Supplied data section start

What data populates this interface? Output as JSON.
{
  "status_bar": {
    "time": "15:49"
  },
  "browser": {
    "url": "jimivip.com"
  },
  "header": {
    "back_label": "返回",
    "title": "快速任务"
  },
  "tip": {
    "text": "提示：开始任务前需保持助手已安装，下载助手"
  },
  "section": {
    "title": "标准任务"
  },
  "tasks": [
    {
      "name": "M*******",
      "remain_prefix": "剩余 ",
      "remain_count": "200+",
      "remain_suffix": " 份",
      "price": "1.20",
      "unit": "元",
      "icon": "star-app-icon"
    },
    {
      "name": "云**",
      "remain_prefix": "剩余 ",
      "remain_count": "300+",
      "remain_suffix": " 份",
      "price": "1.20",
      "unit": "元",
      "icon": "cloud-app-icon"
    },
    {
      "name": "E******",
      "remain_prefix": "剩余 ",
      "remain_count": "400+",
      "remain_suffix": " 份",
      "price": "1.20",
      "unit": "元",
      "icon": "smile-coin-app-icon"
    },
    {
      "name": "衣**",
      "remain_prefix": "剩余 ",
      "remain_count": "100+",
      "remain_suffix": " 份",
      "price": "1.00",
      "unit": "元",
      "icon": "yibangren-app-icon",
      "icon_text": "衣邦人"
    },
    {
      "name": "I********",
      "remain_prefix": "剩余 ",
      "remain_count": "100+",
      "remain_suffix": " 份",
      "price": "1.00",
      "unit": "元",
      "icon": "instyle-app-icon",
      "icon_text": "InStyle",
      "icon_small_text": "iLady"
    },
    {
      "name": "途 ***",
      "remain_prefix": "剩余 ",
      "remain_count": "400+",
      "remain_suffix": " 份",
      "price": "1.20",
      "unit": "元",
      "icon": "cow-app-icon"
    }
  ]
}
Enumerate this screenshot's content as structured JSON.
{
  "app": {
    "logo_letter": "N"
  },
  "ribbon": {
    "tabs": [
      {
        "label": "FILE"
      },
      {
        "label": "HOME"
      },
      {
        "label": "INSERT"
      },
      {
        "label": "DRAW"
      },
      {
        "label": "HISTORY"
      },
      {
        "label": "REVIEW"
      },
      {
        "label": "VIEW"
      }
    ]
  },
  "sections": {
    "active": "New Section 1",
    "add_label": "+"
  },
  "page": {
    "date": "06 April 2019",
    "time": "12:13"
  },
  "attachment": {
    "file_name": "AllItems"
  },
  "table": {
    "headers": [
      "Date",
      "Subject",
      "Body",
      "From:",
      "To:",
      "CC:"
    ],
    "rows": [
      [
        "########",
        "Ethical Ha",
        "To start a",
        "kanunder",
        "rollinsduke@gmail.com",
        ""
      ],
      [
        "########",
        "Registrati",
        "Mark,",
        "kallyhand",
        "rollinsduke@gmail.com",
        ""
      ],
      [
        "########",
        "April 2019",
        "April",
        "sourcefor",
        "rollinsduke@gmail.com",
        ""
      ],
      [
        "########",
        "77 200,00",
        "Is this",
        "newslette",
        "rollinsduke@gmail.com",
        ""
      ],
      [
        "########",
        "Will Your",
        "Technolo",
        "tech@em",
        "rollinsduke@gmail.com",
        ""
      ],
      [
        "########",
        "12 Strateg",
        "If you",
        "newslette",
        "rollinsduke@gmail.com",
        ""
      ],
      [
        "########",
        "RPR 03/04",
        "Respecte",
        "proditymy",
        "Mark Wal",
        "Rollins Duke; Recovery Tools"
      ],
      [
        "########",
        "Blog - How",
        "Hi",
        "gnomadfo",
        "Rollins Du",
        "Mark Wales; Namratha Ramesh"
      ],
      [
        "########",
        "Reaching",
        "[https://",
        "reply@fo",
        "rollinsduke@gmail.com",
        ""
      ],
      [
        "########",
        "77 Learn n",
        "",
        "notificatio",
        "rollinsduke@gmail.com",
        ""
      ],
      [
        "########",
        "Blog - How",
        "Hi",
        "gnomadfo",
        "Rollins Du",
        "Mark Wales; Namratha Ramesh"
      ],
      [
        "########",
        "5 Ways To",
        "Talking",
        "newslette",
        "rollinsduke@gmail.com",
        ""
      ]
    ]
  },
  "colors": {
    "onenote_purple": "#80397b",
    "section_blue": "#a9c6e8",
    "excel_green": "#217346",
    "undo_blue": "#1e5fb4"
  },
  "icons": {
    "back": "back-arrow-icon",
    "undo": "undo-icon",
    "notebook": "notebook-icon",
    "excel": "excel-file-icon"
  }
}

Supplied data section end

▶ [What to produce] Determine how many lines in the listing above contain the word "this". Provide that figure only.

▶ [Problem solution] 3